Try it:
List all lines of the data that include the string "voluptatem".

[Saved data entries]
··········

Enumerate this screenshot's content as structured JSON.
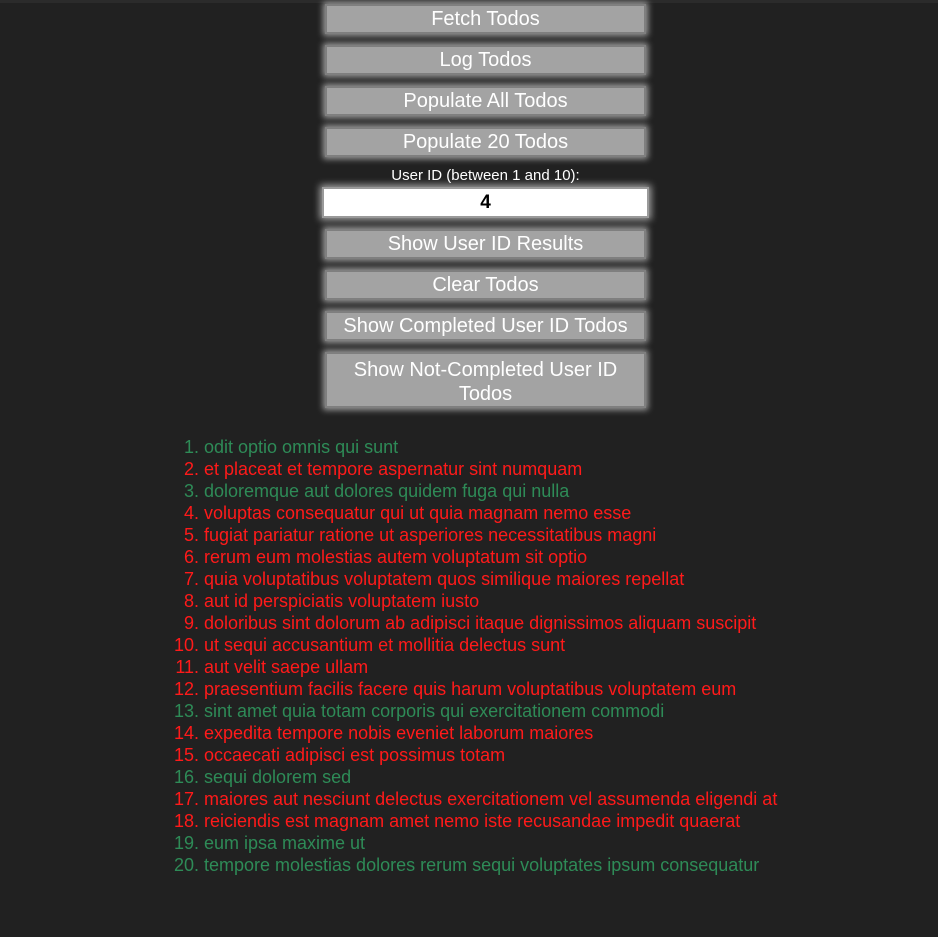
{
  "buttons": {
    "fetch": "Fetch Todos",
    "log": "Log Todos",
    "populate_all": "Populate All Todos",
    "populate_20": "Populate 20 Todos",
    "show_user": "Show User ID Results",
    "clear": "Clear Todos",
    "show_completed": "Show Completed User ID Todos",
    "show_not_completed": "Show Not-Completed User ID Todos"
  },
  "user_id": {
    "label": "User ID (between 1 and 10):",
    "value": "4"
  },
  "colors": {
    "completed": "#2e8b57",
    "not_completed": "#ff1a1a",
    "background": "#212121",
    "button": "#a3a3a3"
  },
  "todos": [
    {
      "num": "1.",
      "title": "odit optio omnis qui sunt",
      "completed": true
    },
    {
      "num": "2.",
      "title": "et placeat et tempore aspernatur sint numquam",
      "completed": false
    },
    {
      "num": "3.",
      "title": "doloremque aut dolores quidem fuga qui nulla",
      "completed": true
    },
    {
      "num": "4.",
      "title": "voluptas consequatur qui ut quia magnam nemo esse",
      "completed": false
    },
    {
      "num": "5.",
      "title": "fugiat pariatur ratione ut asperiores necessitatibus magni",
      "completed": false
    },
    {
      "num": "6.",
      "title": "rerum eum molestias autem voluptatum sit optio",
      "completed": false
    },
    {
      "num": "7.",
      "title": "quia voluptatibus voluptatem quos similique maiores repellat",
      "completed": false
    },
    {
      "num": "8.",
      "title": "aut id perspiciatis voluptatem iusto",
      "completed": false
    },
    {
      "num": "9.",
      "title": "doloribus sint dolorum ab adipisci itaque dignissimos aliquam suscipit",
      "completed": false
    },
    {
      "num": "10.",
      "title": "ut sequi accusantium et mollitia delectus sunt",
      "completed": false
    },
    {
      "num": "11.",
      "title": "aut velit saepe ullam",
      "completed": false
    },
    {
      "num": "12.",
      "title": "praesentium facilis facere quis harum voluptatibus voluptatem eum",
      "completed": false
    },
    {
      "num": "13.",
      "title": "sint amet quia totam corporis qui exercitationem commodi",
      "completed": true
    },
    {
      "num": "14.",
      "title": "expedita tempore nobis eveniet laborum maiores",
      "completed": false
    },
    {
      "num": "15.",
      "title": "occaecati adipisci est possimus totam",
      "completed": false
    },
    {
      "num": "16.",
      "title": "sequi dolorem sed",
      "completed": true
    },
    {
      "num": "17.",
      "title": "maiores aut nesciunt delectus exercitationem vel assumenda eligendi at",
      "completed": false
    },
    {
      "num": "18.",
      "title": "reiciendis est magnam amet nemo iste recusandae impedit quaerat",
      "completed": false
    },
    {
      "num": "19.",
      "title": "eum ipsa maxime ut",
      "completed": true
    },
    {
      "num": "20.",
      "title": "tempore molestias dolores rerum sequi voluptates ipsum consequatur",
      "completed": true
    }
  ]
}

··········

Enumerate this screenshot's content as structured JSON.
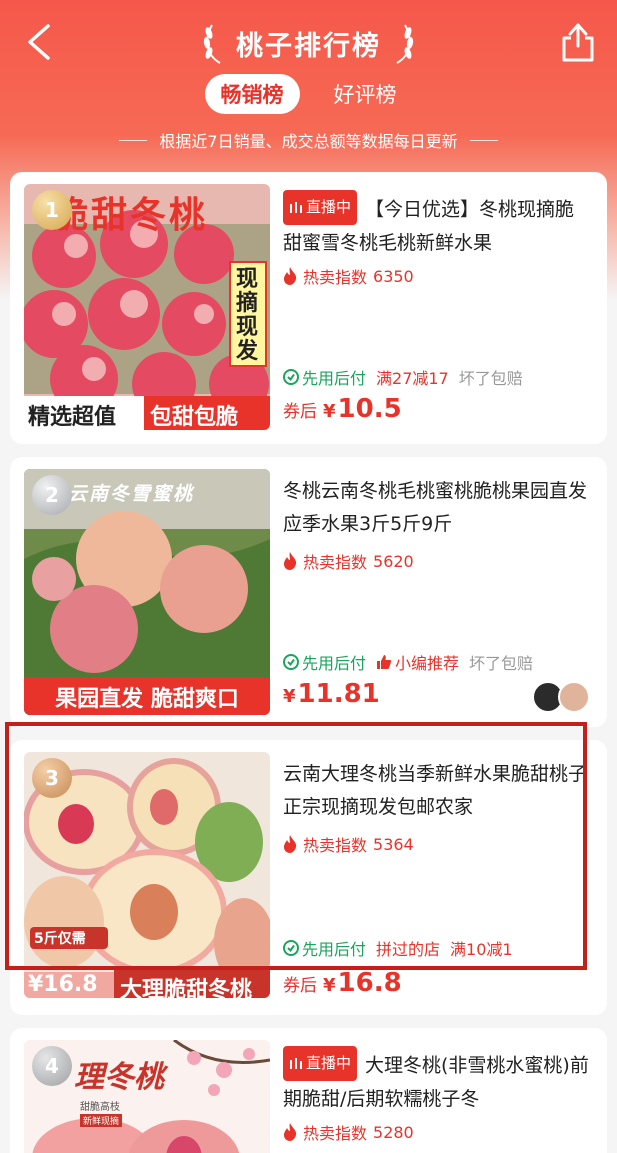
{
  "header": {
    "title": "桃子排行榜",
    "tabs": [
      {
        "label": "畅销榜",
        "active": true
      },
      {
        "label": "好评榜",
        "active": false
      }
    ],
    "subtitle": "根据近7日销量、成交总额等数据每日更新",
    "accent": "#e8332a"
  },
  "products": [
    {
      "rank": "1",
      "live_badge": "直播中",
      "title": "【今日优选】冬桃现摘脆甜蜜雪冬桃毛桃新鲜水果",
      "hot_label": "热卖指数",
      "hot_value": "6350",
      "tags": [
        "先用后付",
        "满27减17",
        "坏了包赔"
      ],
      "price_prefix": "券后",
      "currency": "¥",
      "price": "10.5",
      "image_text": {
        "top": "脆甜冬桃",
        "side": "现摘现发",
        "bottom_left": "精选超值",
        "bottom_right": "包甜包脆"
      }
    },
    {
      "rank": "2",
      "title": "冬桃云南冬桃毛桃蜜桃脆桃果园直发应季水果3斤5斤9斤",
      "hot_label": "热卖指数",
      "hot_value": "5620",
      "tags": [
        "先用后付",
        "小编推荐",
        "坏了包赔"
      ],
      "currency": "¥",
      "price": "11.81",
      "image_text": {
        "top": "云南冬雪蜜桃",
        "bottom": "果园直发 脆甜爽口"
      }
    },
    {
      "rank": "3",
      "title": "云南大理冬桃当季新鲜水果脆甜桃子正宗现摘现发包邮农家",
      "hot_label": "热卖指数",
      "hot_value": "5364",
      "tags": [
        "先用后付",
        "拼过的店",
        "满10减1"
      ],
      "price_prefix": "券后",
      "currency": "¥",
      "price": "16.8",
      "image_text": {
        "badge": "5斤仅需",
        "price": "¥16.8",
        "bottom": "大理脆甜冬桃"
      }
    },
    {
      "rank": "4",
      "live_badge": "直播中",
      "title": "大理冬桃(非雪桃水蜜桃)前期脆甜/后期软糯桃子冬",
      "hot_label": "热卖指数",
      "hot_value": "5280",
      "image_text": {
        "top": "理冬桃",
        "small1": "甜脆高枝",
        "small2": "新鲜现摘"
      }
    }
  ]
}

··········

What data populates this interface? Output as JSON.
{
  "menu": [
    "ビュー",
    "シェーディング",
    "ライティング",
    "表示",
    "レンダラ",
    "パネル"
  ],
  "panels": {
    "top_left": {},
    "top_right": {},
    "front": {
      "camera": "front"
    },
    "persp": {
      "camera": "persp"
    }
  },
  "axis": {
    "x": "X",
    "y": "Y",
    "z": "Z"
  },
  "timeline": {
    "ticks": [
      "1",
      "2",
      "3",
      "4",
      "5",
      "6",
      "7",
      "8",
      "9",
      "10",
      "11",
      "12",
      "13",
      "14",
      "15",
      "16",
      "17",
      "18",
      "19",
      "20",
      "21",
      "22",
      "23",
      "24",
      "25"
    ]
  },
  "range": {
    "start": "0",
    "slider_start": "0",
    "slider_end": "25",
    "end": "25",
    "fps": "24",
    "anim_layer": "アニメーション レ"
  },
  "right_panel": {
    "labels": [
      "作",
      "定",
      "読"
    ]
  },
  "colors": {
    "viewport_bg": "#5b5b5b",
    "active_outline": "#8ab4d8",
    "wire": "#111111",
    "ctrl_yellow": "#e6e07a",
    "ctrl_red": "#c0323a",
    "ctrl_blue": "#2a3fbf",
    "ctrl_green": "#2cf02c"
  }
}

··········

Response:
      "title": "quia voluptatibus voluptatem quos similique maiores repellat",
      "title": "aut id perspiciatis voluptatem iusto",
      "title": "praesentium facilis facere quis harum voluptatibus voluptatem eum",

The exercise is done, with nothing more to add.